• How to complete this task:
Scan the records for the string "true" and state how many lines contain it, using the number alone.

[Dataset rows for apps and sites]
===
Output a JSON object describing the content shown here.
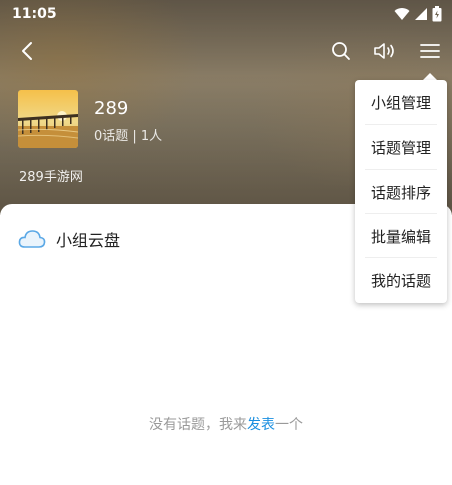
{
  "status_bar": {
    "time": "11:05"
  },
  "nav": {
    "back_icon": "back-arrow-icon",
    "search_icon": "search-icon",
    "sound_icon": "volume-icon",
    "menu_icon": "hamburger-menu-icon"
  },
  "group": {
    "name": "289",
    "stats": "0话题 | 1人",
    "site": "289手游网"
  },
  "cloud": {
    "icon": "cloud-icon",
    "label": "小组云盘"
  },
  "empty": {
    "prefix": "没有话题，我来",
    "link": "发表",
    "suffix": "一个"
  },
  "menu": {
    "items": [
      {
        "label": "小组管理"
      },
      {
        "label": "话题管理"
      },
      {
        "label": "话题排序"
      },
      {
        "label": "批量编辑"
      },
      {
        "label": "我的话题"
      }
    ]
  },
  "colors": {
    "accent": "#1a8fe0",
    "muted_text": "#9a9a9a"
  }
}
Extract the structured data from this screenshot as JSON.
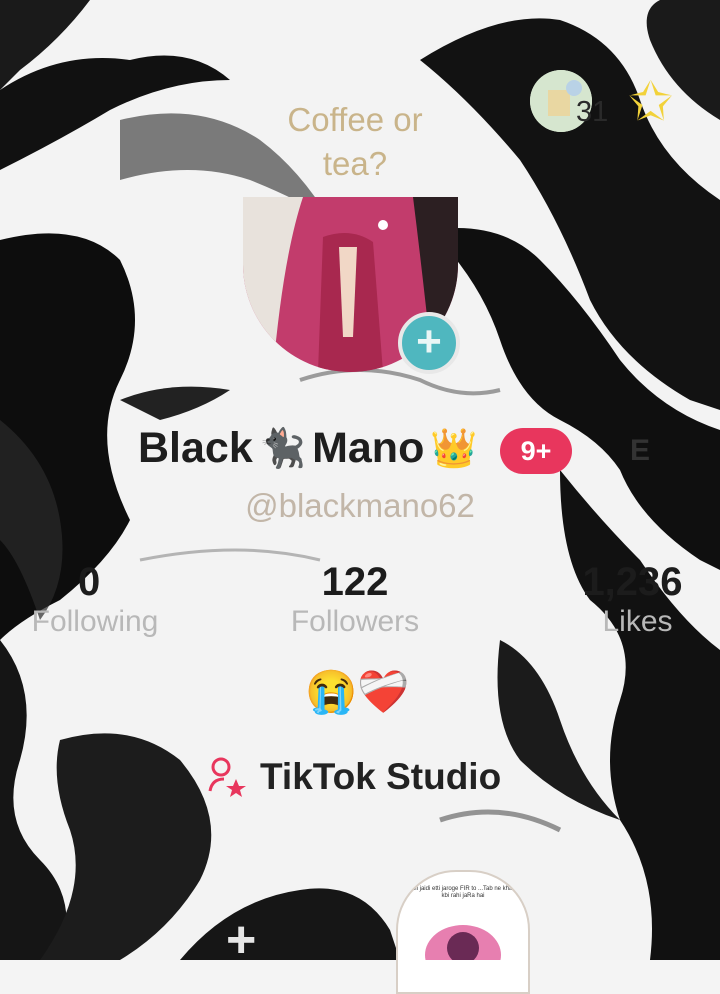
{
  "profile": {
    "prompt_line1": "Coffee or",
    "prompt_line2": "tea?",
    "name_part1": "Black",
    "name_part2": "Mano",
    "cat_emoji": "🐈‍⬛",
    "crown_emoji": "👑",
    "notification_badge": "9+",
    "edit_partial": "E",
    "username": "@blackmano62",
    "bio_emojis": "😭❤️‍🩹"
  },
  "badge": {
    "count": "31"
  },
  "stats": [
    {
      "value": "0",
      "label": "Following"
    },
    {
      "value": "122",
      "label": "Followers"
    },
    {
      "value": "1,236",
      "label": "Likes"
    }
  ],
  "studio": {
    "label": "TikTok Studio",
    "icon": "person-star-icon"
  },
  "post_preview": {
    "caption": "...dil jaidi etti jaroge FIR to ...Tab ne khana kbi rahi jaRa hai"
  },
  "colors": {
    "accent": "#e8365d",
    "add_button": "#4fb7bf",
    "prompt_text": "#c9b48a",
    "muted": "#b8b8b8"
  }
}
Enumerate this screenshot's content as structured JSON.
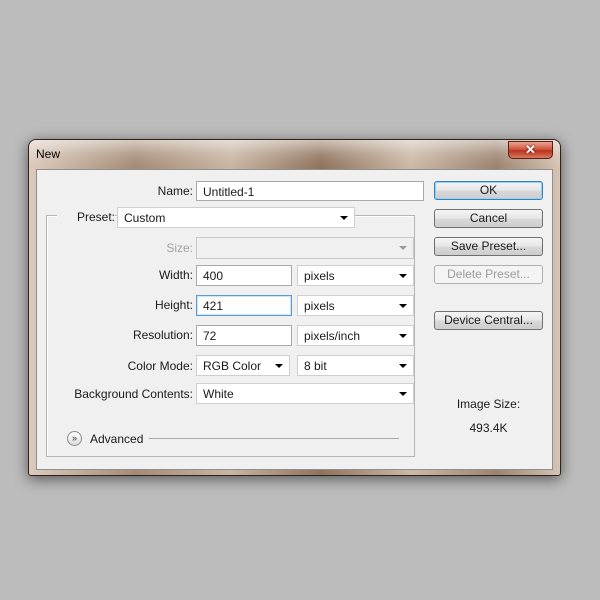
{
  "window": {
    "title": "New",
    "close_glyph": "✕"
  },
  "form": {
    "name_label": "Name:",
    "name_value": "Untitled-1",
    "preset_label": "Preset:",
    "preset_value": "Custom",
    "size_label": "Size:",
    "size_value": "",
    "width_label": "Width:",
    "width_value": "400",
    "width_unit": "pixels",
    "height_label": "Height:",
    "height_value": "421",
    "height_unit": "pixels",
    "resolution_label": "Resolution:",
    "resolution_value": "72",
    "resolution_unit": "pixels/inch",
    "color_mode_label": "Color Mode:",
    "color_mode_value": "RGB Color",
    "bit_depth_value": "8 bit",
    "background_label": "Background Contents:",
    "background_value": "White",
    "advanced_label": "Advanced"
  },
  "buttons": {
    "ok": "OK",
    "cancel": "Cancel",
    "save_preset": "Save Preset...",
    "delete_preset": "Delete Preset...",
    "device_central": "Device Central..."
  },
  "image_size": {
    "label": "Image Size:",
    "value": "493.4K"
  },
  "icons": {
    "advanced_toggle": "double-chevron-down-icon",
    "dropdown": "chevron-down-icon",
    "close": "close-icon"
  }
}
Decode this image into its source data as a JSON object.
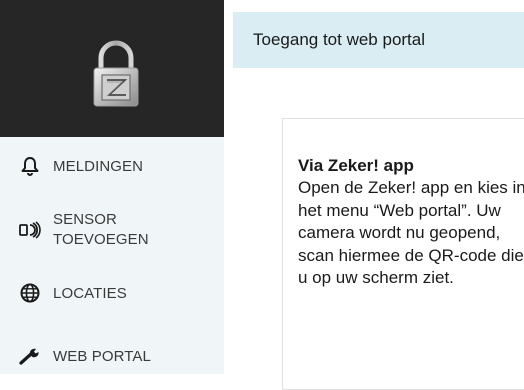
{
  "sidebar": {
    "logo": {
      "letter": "Z",
      "icon": "padlock-logo"
    },
    "items": [
      {
        "label": "MELDINGEN",
        "icon": "bell-icon"
      },
      {
        "label_line1": "SENSOR",
        "label_line2": "TOEVOEGEN",
        "icon": "sensor-icon"
      },
      {
        "label": "LOCATIES",
        "icon": "globe-icon"
      },
      {
        "label": "WEB PORTAL",
        "icon": "wrench-icon"
      }
    ]
  },
  "main": {
    "header": {
      "title": "Toegang tot web portal"
    },
    "card": {
      "heading": "Via Zeker! app",
      "text": "Open de Zeker! app en kies in het menu “Web portal”. Uw camera wordt nu geopend, scan hiermee de QR-code die u op uw scherm ziet."
    }
  },
  "colors": {
    "sidebar_bg": "#f0f5f8",
    "sidebar_header_bg": "#262626",
    "header_bg": "#d9edf2",
    "text": "#1a1a1a"
  }
}
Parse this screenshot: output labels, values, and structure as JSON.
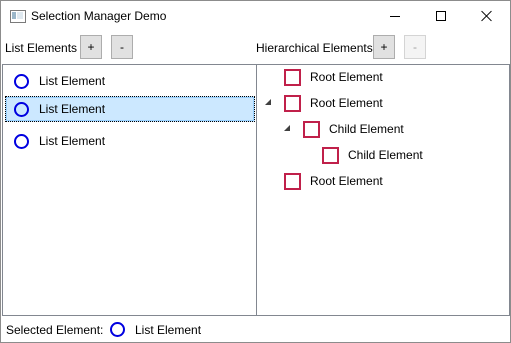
{
  "window": {
    "title": "Selection Manager Demo"
  },
  "toolbar": {
    "list_label": "List Elements",
    "list_add": "+",
    "list_remove": "-",
    "tree_label": "Hierarchical Elements",
    "tree_add": "+",
    "tree_remove": "-"
  },
  "list": {
    "items": [
      {
        "label": "List Element",
        "icon": "circle-icon",
        "selected": false
      },
      {
        "label": "List Element",
        "icon": "circle-icon",
        "selected": true
      },
      {
        "label": "List Element",
        "icon": "circle-icon",
        "selected": false
      }
    ]
  },
  "tree": {
    "nodes": [
      {
        "label": "Root Element",
        "icon": "square-icon",
        "expanded": null
      },
      {
        "label": "Root Element",
        "icon": "square-icon",
        "expanded": true
      },
      {
        "label": "Child Element",
        "icon": "square-icon",
        "expanded": true
      },
      {
        "label": "Child Element",
        "icon": "square-icon",
        "expanded": null
      },
      {
        "label": "Root Element",
        "icon": "square-icon",
        "expanded": null
      }
    ]
  },
  "status": {
    "label": "Selected Element:",
    "value": "List Element",
    "icon": "circle-icon"
  },
  "colors": {
    "circle": "#0000e0",
    "square": "#c0204a",
    "selection_bg": "#cce8ff"
  }
}
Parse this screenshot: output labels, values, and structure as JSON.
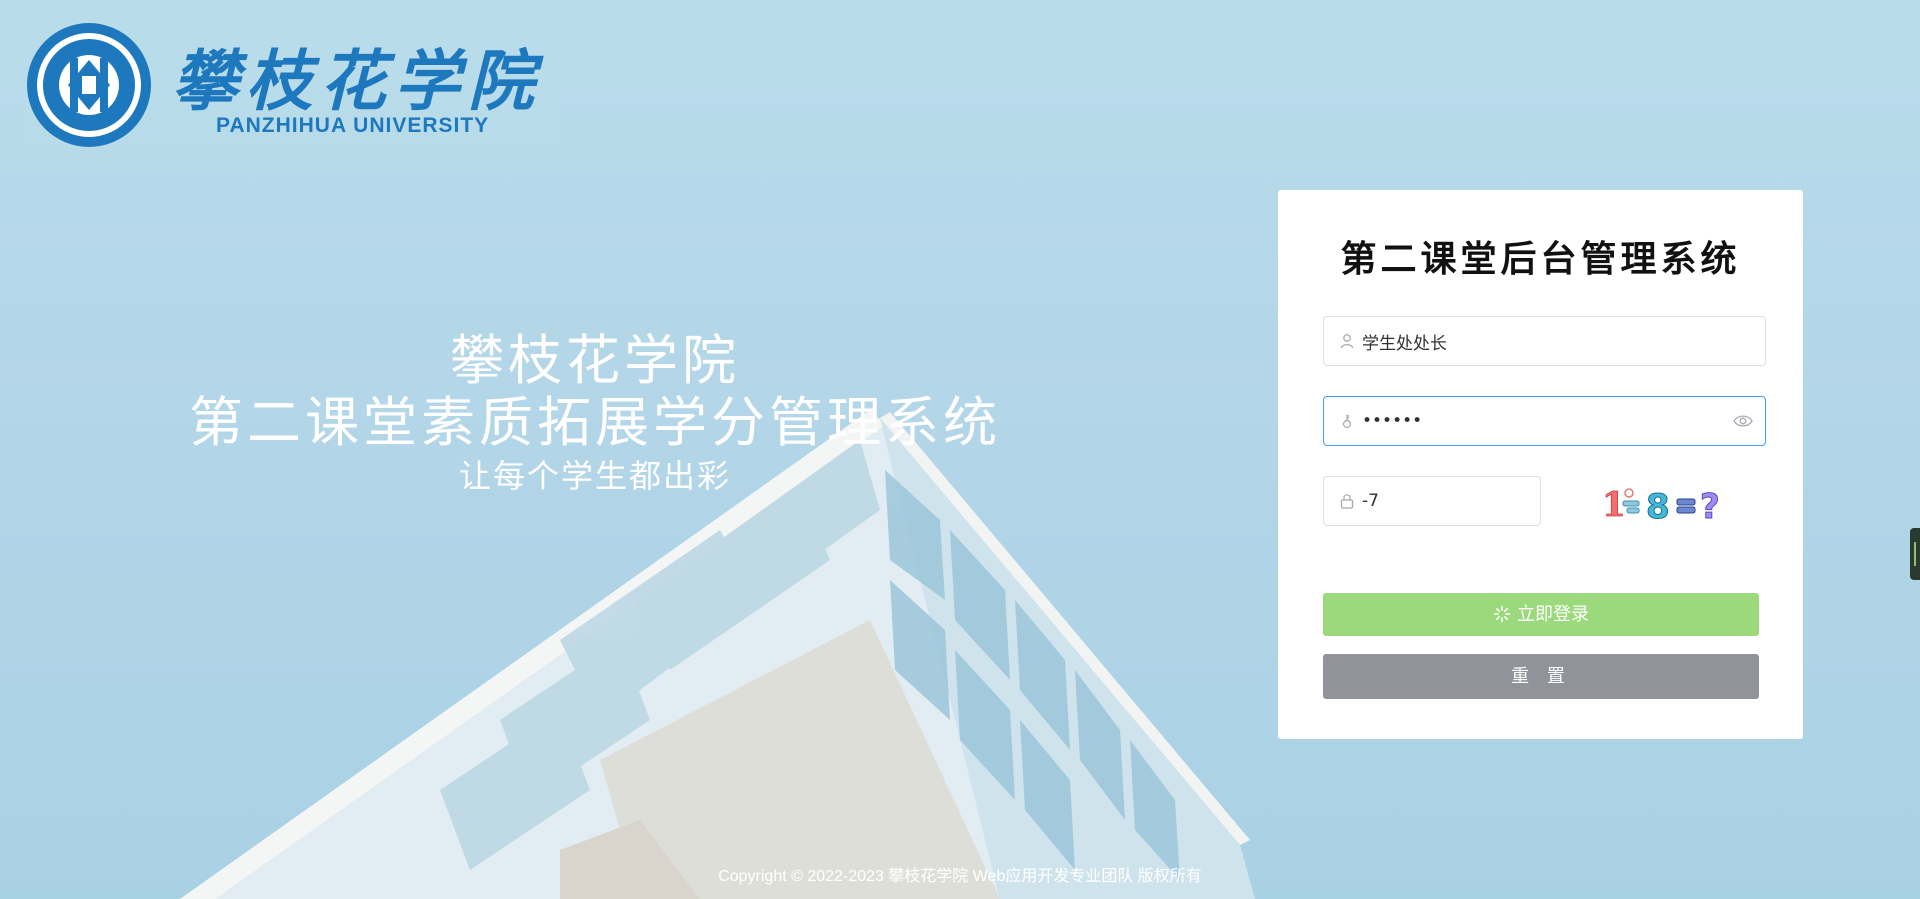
{
  "header": {
    "logo_cn": "攀枝花学院",
    "logo_en": "PANZHIHUA UNIVERSITY",
    "emblem_icon": "university-emblem-icon"
  },
  "hero": {
    "line1": "攀枝花学院",
    "line2": "第二课堂素质拓展学分管理系统",
    "line3": "让每个学生都出彩"
  },
  "login": {
    "title": "第二课堂后台管理系统",
    "username": {
      "value": "学生处处长",
      "icon": "user-icon"
    },
    "password": {
      "value": "••••••",
      "icon": "key-icon",
      "toggle_icon": "eye-icon"
    },
    "captcha": {
      "value": "-7",
      "icon": "lock-icon",
      "image_text": "1−8=?"
    },
    "login_button": "立即登录",
    "reset_button": "重 置",
    "login_button_color": "#9bd97c",
    "reset_button_color": "#909399"
  },
  "footer": {
    "copyright": "Copyright © 2022-2023 攀枝花学院 Web应用开发专业团队 版权所有"
  }
}
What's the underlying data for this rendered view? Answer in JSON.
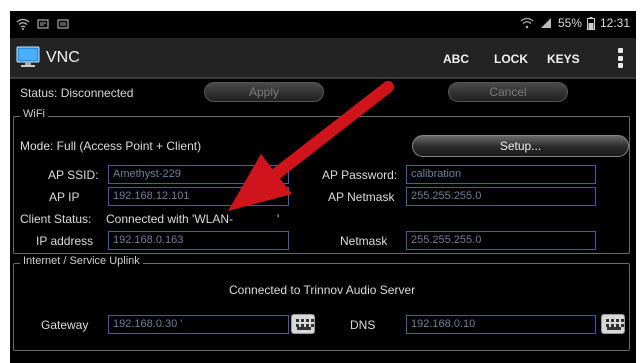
{
  "status_bar": {
    "battery": "55%",
    "time": "12:31"
  },
  "app": {
    "title": "VNC"
  },
  "toolbar": {
    "abc": "ABC",
    "lock": "LOCK",
    "keys": "KEYS"
  },
  "status": {
    "label": "Status: Disconnected",
    "apply": "Apply",
    "cancel": "Cancel"
  },
  "wifi": {
    "title": "WiFi",
    "mode_label": "Mode: Full (Access Point + Client)",
    "setup_button": "Setup...",
    "ap_ssid_label": "AP SSID:",
    "ap_ssid": "Amethyst-229",
    "ap_password_label": "AP Password:",
    "ap_password": "calibration",
    "ap_ip_label": "AP IP",
    "ap_ip": "192.168.12.101",
    "ap_netmask_label": "AP Netmask",
    "ap_netmask": "255.255.255.0",
    "client_status_label": "Client Status:",
    "client_status": "Connected with 'WLAN-",
    "client_status_end": "'",
    "ip_address_label": "IP address",
    "ip_address": "192.168.0.163",
    "netmask_label": "Netmask",
    "netmask": "255.255.255.0"
  },
  "uplink": {
    "title": "Internet / Service Uplink",
    "connection": "Connected to Trinnov Audio Server",
    "gateway_label": "Gateway",
    "gateway": "192.168.0.30 '",
    "dns_label": "DNS",
    "dns": "192.168.0.10"
  },
  "colors": {
    "field_border": "#3a5fb0",
    "arrow": "#d0141c",
    "background": "#000000"
  },
  "icons": [
    "wifi-icon",
    "signal-icon",
    "battery-icon",
    "monitor-icon",
    "keyboard-icon",
    "overflow-menu-icon"
  ]
}
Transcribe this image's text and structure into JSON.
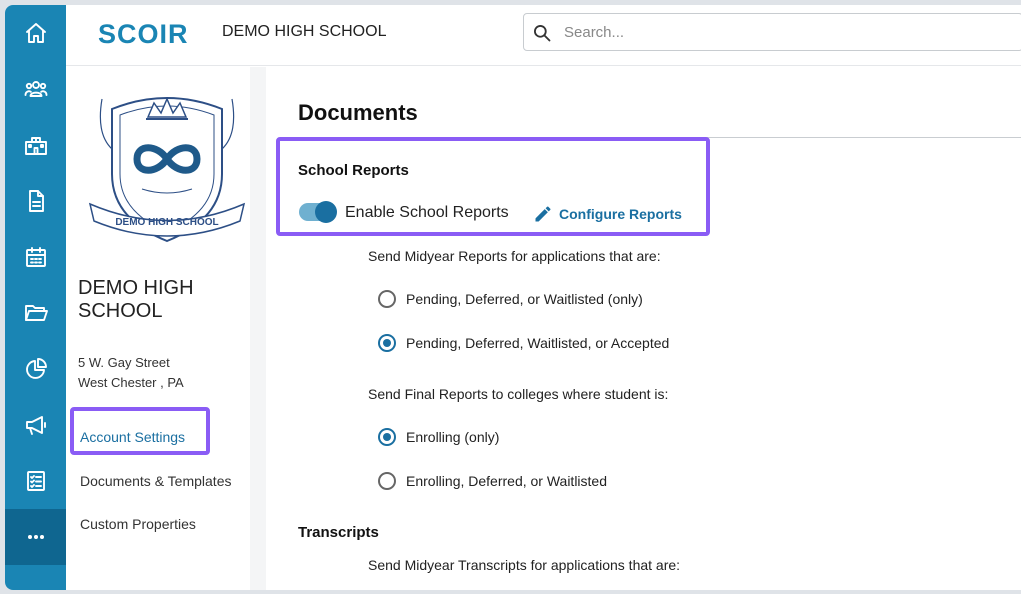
{
  "header": {
    "logo_text": "SCOIR",
    "school_name": "DEMO HIGH SCHOOL",
    "search_placeholder": "Search..."
  },
  "rail": {
    "items": [
      {
        "icon": "home-icon"
      },
      {
        "icon": "people-icon"
      },
      {
        "icon": "school-icon"
      },
      {
        "icon": "document-icon"
      },
      {
        "icon": "calendar-icon"
      },
      {
        "icon": "folder-icon"
      },
      {
        "icon": "pie-chart-icon"
      },
      {
        "icon": "megaphone-icon"
      },
      {
        "icon": "checklist-icon"
      },
      {
        "icon": "more-icon"
      }
    ]
  },
  "sidebar": {
    "crest_text": "DEMO HIGH SCHOOL",
    "school_title": "DEMO HIGH SCHOOL",
    "address_line1": "5 W. Gay Street",
    "address_line2": "West Chester , PA",
    "nav": [
      {
        "label": "Account Settings",
        "active": true
      },
      {
        "label": "Documents & Templates",
        "active": false
      },
      {
        "label": "Custom Properties",
        "active": false
      }
    ]
  },
  "main": {
    "title": "Documents",
    "school_reports": {
      "heading": "School Reports",
      "toggle_label": "Enable School Reports",
      "toggle_on": true,
      "configure_label": "Configure Reports",
      "midyear_question": "Send Midyear Reports for applications that are:",
      "midyear_options": [
        {
          "label": "Pending, Deferred, or Waitlisted (only)",
          "selected": false
        },
        {
          "label": "Pending, Deferred, Waitlisted, or Accepted",
          "selected": true
        }
      ],
      "final_question": "Send Final Reports to colleges where student is:",
      "final_options": [
        {
          "label": "Enrolling (only)",
          "selected": true
        },
        {
          "label": "Enrolling, Deferred, or Waitlisted",
          "selected": false
        }
      ]
    },
    "transcripts": {
      "heading": "Transcripts",
      "midyear_question": "Send Midyear Transcripts for applications that are:"
    }
  },
  "colors": {
    "brand": "#1a85b4",
    "accent": "#1a6fa1",
    "highlight": "#8a5cf5"
  }
}
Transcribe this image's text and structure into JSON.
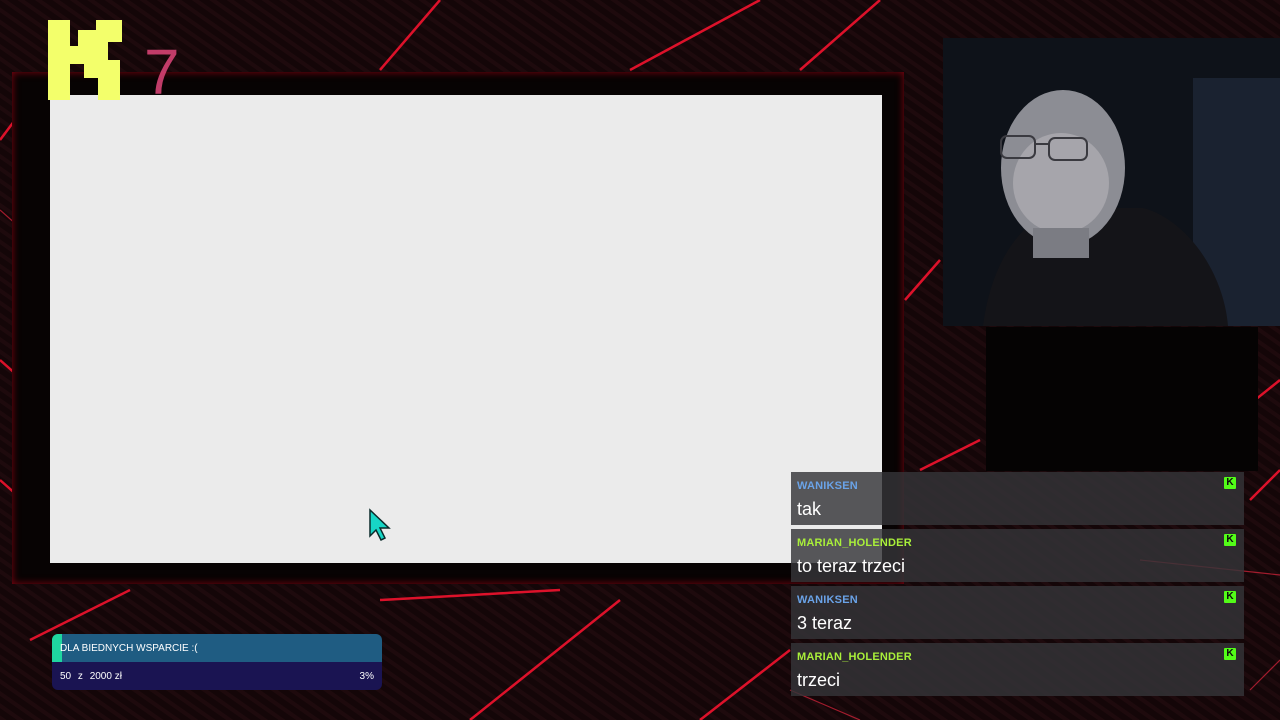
{
  "colors": {
    "accent_red": "#e8112d",
    "logo_yellow": "#f3ff6b",
    "logo_pink": "#e0467a",
    "kick_green": "#53fc18",
    "screen_bg": "#ebebeb",
    "cursor_teal": "#17d6c6",
    "donation_teal": "#1fd6a0",
    "donation_blue": "#1f5c82",
    "donation_navy": "#1a1452"
  },
  "logo": {
    "letter": "K",
    "digit": "7"
  },
  "chat": {
    "messages": [
      {
        "user": "WANIKSEN",
        "text": "tak",
        "user_color": "#6aa3e8"
      },
      {
        "user": "MARIAN_HOLENDER",
        "text": "to teraz trzeci",
        "user_color": "#a9ef3a"
      },
      {
        "user": "WANIKSEN",
        "text": "3 teraz",
        "user_color": "#6aa3e8"
      },
      {
        "user": "MARIAN_HOLENDER",
        "text": "trzeci",
        "user_color": "#a9ef3a"
      }
    ],
    "badge_icon": "kick-icon",
    "badge_letter": "K"
  },
  "donation": {
    "title": "DLA BIEDNYCH WSPARCIE :(",
    "current": "50",
    "separator": "z",
    "goal": "2000 zł",
    "percent": "3%",
    "progress_fraction": 0.03
  },
  "icons": {
    "cursor": "mouse-pointer-icon",
    "logo": "k7-logo-icon"
  }
}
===
• Solution:
7